The Wiseguy appearance secured his acting role, and no longer were odd jobs and bartending the norm. More work soon arrived, including an appearance on the critically acclaimed Vietnam war show, China Beach, as well as regular role as the quirky bicycle messenger Jeffrey on the legal show Civil Wars. Although he interviewed for the lead role (which Peter Onarati secured) he was called back for the role of Jeffrey. He was disappointed at first, but the chemistry between actress Debi Mazar and himself showed brightly on screen, and their characters rapidly developed.

He was leaving behind the minor guest roles of thugs and drug dealers.

Due South

Although David now says that the character Ray Vecchio is the best thing that could have ever happened to him, he was at first very reluctant to take on the role. He felt the writing on the Pilot script was solid, but he could not get into the character of the sarcastic detective. "I'm a very visceral type of actor. It's an organic process for me," 2 says Marciano. He passed on the audition, but his agent fortunately persisted that he give it another try.

Despite his initial misgivings about the character, Maricano accepted the co-starring role which the network and producers offered him. The decision wasn't easy for production of the series took place not in his home of Los Angeles, but across the continent and out of the country in Toronto, Canada. This involved relocating his family (his wife, actress Katayoun Amini and their 3-month-old daughter Ariana Grace). He found it difficult to juggle being a father, husband and a co-lead on a TV show.

The television business is precarious at best, and soon David and his fellow performers found themselves unemployed not once but twice through the fickle machinations of ratings and funding. With Due South's second cancellation apparently final, David took a development offer with CBS Television. He completed a pilot for a science fiction series entitled Columbus Station. When Due South was renewed for a third season, this time courtesy of foreign funding, David was still awaiting word on that pilot (Unfortunately the pilot was never pursued by CBS). David made the very difficult decision not to reprise his role as Ray Vecchio, due in part to his CBS deal but also because of a deep salary cut 3 from Alliance.

His presence was not totally gone from the series. David appeared in a notable scene in the 3rd season opening episode, "Burning Down the House," which established that the character of Ray Vecchio was being sent deep undercover within the Mob, and another detective (Stanley Kowalski, played by Callum Keith Rennie) was brought in to pretend to be him. David also returned for the final two-part episode of the series ("Call the Wild").

Life After Due South

David continues to himself busy, guest starring in many popular series such as "Touched by an Angel," "Diagnosis Murder," "Nash Bridges," "Providence," "JAG," "NYPD Blue," "CSI," "CSI: New York," and "NCIS." David has also had several recurring roles on the series "Judging Amy," "The Mind of the Married Man," and "The Shield." He also played a key role in the two "Last Don" mini-series as Giorgio Clericuzio.

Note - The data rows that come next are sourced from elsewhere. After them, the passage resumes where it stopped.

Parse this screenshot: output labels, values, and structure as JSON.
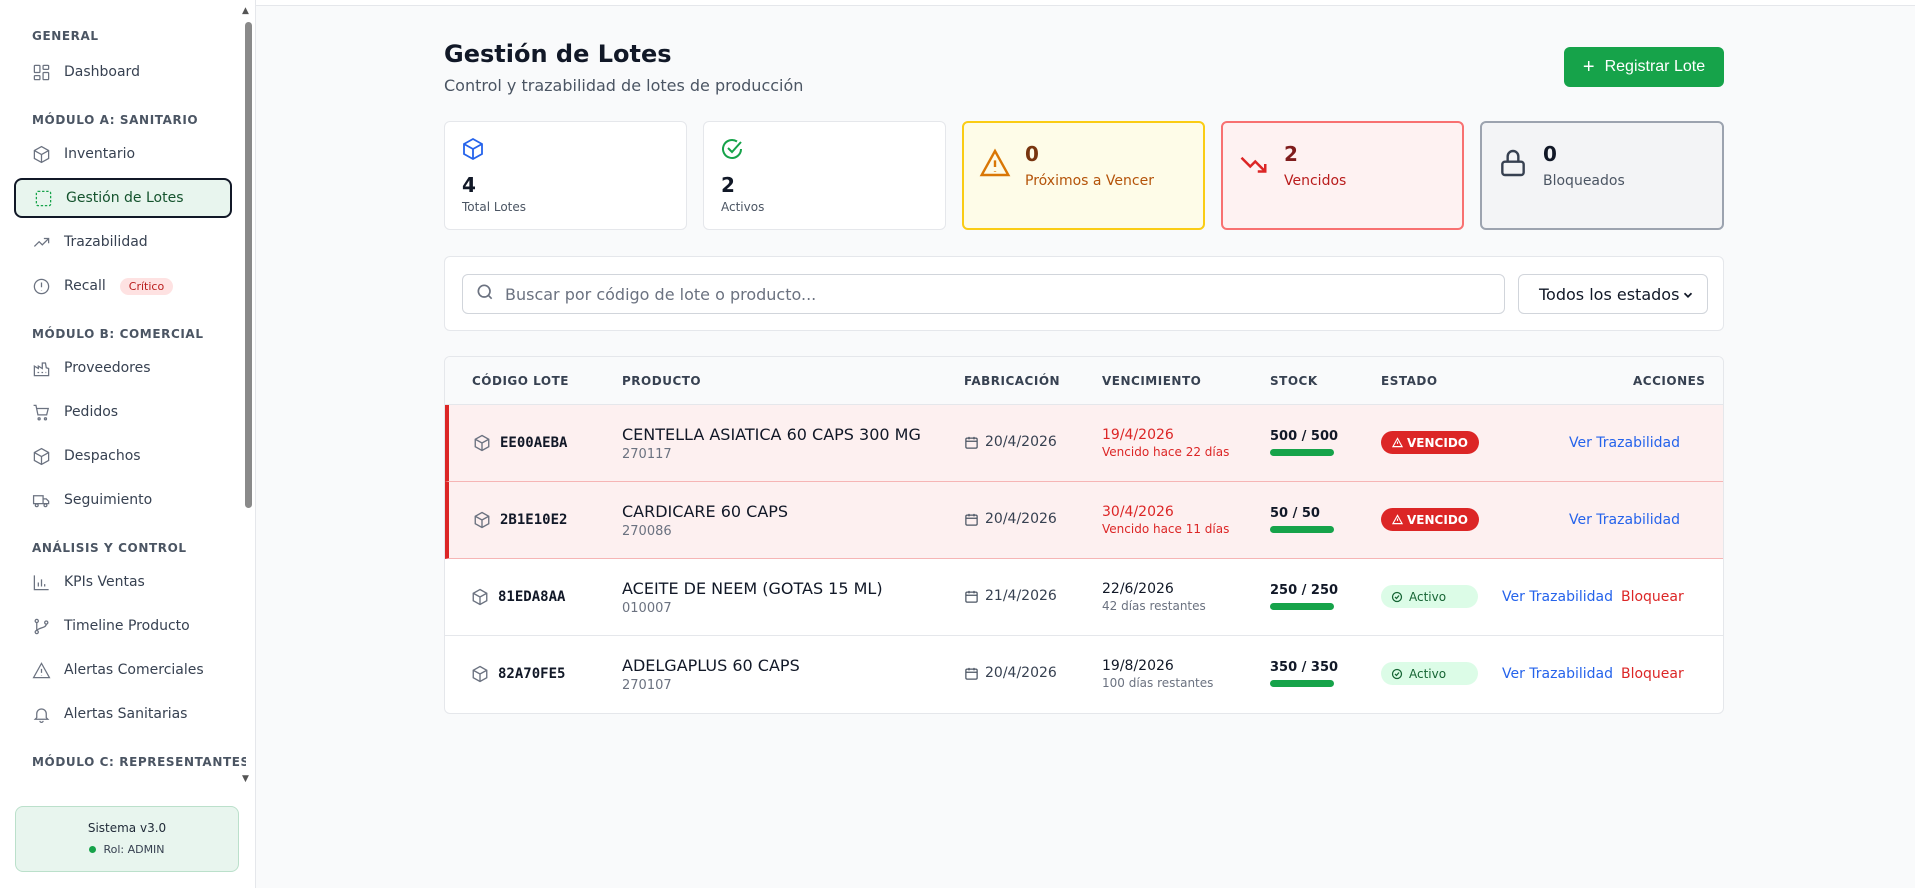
{
  "sidebar": {
    "sections": [
      {
        "title": "GENERAL",
        "items": [
          {
            "label": "Dashboard",
            "icon": "dashboard-icon"
          }
        ]
      },
      {
        "title": "MÓDULO A: SANITARIO",
        "items": [
          {
            "label": "Inventario",
            "icon": "package-icon"
          },
          {
            "label": "Gestión de Lotes",
            "icon": "dashed-box-icon",
            "active": true
          },
          {
            "label": "Trazabilidad",
            "icon": "trend-up-icon"
          },
          {
            "label": "Recall",
            "icon": "alert-circle-icon",
            "badge": "Crítico"
          }
        ]
      },
      {
        "title": "MÓDULO B: COMERCIAL",
        "items": [
          {
            "label": "Proveedores",
            "icon": "factory-icon"
          },
          {
            "label": "Pedidos",
            "icon": "cart-icon"
          },
          {
            "label": "Despachos",
            "icon": "package-icon"
          },
          {
            "label": "Seguimiento",
            "icon": "truck-icon"
          }
        ]
      },
      {
        "title": "ANÁLISIS Y CONTROL",
        "items": [
          {
            "label": "KPIs Ventas",
            "icon": "bar-chart-icon"
          },
          {
            "label": "Timeline Producto",
            "icon": "git-branch-icon"
          },
          {
            "label": "Alertas Comerciales",
            "icon": "warning-icon"
          },
          {
            "label": "Alertas Sanitarias",
            "icon": "bell-icon"
          }
        ]
      },
      {
        "title": "MÓDULO C: REPRESENTANTES",
        "items": []
      }
    ],
    "system": {
      "version": "Sistema v3.0",
      "role": "Rol: ADMIN"
    }
  },
  "header": {
    "title": "Gestión de Lotes",
    "subtitle": "Control y trazabilidad de lotes de producción",
    "register_button": "Registrar Lote"
  },
  "stats": [
    {
      "value": "4",
      "label": "Total Lotes",
      "icon": "package-icon",
      "color": "#2563eb"
    },
    {
      "value": "2",
      "label": "Activos",
      "icon": "check-circle-icon",
      "color": "#16a34a"
    },
    {
      "value": "0",
      "label": "Próximos a Vencer",
      "icon": "warning-icon",
      "color": "#d97706"
    },
    {
      "value": "2",
      "label": "Vencidos",
      "icon": "trend-down-icon",
      "color": "#dc2626"
    },
    {
      "value": "0",
      "label": "Bloqueados",
      "icon": "lock-icon",
      "color": "#374151"
    }
  ],
  "filters": {
    "search_placeholder": "Buscar por código de lote o producto...",
    "status_selected": "Todos los estados"
  },
  "table": {
    "headers": [
      "CÓDIGO LOTE",
      "PRODUCTO",
      "FABRICACIÓN",
      "VENCIMIENTO",
      "STOCK",
      "ESTADO",
      "ACCIONES"
    ],
    "rows": [
      {
        "code": "EE00AEBA",
        "product": "CENTELLA ASIATICA 60 CAPS 300 MG",
        "product_code": "270117",
        "fabrication": "20/4/2026",
        "expiry": "19/4/2026",
        "expiry_note": "Vencido hace 22 días",
        "stock": "500 / 500",
        "stock_fraction": 1.0,
        "status": "VENCIDO",
        "action_primary": "Ver Trazabilidad",
        "action_secondary": ""
      },
      {
        "code": "2B1E10E2",
        "product": "CARDICARE 60 CAPS",
        "product_code": "270086",
        "fabrication": "20/4/2026",
        "expiry": "30/4/2026",
        "expiry_note": "Vencido hace 11 días",
        "stock": "50 / 50",
        "stock_fraction": 1.0,
        "status": "VENCIDO",
        "action_primary": "Ver Trazabilidad",
        "action_secondary": ""
      },
      {
        "code": "81EDA8AA",
        "product": "ACEITE DE NEEM (GOTAS 15 ML)",
        "product_code": "010007",
        "fabrication": "21/4/2026",
        "expiry": "22/6/2026",
        "expiry_note": "42 días restantes",
        "stock": "250 / 250",
        "stock_fraction": 1.0,
        "status": "Activo",
        "action_primary": "Ver Trazabilidad",
        "action_secondary": "Bloquear"
      },
      {
        "code": "82A70FE5",
        "product": "ADELGAPLUS 60 CAPS",
        "product_code": "270107",
        "fabrication": "20/4/2026",
        "expiry": "19/8/2026",
        "expiry_note": "100 días restantes",
        "stock": "350 / 350",
        "stock_fraction": 1.0,
        "status": "Activo",
        "action_primary": "Ver Trazabilidad",
        "action_secondary": "Bloquear"
      }
    ]
  }
}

In his spare time, he likes to fish, golf, ski, and cook. He is also a big supporter of charities. His generous donation of several articles of 'Ray Vecchio' wardrobe (including an Armani jacket and silk shirt) to a Due South convention in 1997 brought in over $3,300US alone for the charity Catalog for Giving.

Due South Cast Information | William & Elyse's Due South Page

The following is a brief bibliography of sources quoted.

1 - Toronto Star, "TV cop tough as a pussycat," by Pearl Sheffy Gefen, Jan. 29, 1995
2 - Toronto Star, "TV cop tough as a pussycat," by Pearl Sheffy Gefen, Jan. 29, 1995
3 - Toronto Star, "Pay spat sidelines Due South sidekick," by Sid Adilman, March 19, 1997

And the Alliance Communications Corporation (copyright 1995) official biography.